• to be worthy of Jesus, take up your cross – both Roman empire's literal cross of execution and the crosses of giving up our own preferences for the well-being of the other and of the community

Today, Pentecost 4 | Matthew 10:40-42

Again, the church's year of grace has moved into the green and growing season of Ordinary Time that's anything but ordinary as it emphasizes the church in the power of the Holy Spirit of life, of resurrection, of love, of newness. "Ordinary" refers to structured, ordered, arranged, laid out in a pattern. In this segment of Ordinary Time we number Sundays after the Day of Pentecost.

• emissary, ambassador, representative brings with them the presence, the authority, the function, and the words of the one who sent them.
reward here is about earned wages, payment you're entitled to, and not a gift of grace
• how did Israel historically treat the prophets?
• hospitality begins and ends this short passage

Scripture distinguishes between the prophet who speaks truth to power and roeh the seer, who peers into the future, though telling if/and/ but alternatives also is part of the word and work of the prophet.

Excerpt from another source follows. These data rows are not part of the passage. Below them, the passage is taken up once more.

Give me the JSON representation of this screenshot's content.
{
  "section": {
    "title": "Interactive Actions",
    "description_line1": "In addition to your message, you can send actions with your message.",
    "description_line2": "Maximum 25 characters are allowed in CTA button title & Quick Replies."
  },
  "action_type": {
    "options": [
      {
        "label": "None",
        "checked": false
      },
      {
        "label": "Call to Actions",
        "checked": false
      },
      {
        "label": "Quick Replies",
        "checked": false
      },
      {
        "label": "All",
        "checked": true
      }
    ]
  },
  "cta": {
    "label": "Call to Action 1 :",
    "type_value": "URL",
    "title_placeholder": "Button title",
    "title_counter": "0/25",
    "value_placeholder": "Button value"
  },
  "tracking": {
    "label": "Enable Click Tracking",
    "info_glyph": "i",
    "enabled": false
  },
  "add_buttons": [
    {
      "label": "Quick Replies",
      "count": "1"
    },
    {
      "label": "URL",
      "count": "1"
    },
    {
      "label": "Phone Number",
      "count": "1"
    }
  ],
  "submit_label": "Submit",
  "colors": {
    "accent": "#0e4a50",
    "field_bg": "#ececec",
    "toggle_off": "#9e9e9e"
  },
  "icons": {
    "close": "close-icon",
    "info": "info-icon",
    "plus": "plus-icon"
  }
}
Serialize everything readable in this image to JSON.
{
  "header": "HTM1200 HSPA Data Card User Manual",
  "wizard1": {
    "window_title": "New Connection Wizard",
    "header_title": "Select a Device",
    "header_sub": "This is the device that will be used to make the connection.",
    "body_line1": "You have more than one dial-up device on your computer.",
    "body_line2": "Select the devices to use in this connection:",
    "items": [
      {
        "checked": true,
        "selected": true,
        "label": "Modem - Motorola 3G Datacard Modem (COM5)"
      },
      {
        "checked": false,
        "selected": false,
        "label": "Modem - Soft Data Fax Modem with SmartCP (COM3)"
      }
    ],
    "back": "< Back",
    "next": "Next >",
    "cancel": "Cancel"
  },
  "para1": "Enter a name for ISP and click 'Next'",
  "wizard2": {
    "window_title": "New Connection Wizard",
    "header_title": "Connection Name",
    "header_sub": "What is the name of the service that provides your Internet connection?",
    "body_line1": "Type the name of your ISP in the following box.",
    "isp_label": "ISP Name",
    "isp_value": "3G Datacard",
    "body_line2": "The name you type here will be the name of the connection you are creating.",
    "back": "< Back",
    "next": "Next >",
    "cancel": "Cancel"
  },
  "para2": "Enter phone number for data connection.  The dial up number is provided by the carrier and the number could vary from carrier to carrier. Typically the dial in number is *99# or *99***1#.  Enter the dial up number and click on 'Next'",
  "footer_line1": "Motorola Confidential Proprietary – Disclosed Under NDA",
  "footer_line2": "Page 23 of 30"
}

Prophecy in Israel officially began because of the whole Kings Thing they insisted on. Prophecy literally is speaking against the reigning monarch, against any expressions of death-dealing social, economic, cultural, political empire.

In a somewhat permissible official capacity, we sometimes find a court jester or a motley fool, who almost can say what they want in the presence of the official authorities.

Prophets also call people back to the freedom of a new covenantal obedience to the commandments.

Prophets particularly speak God's word of hope and promise for a different future; the end of the old, the beginning of the new. Resurrection from the Dead; a New Creation. In the Hebrew bible we officially find the four "books" of former prophets Joshua, Judges, Samuel, and Kings; and four of latter prophets Isaiah, Jeremiah, Ezekiel, and The Twelve. Although we don't formally list Moses among the prophets, Jesus of Nazareth was "a prophet like Moses," because they both spoke the word of God. So roughly, a prophet is anyone who speaks for God. That includes us with our baptismal roles of prophet (speaker of God's word), priest (mediator between earth and heaven), and sovereign (caretaker of creation).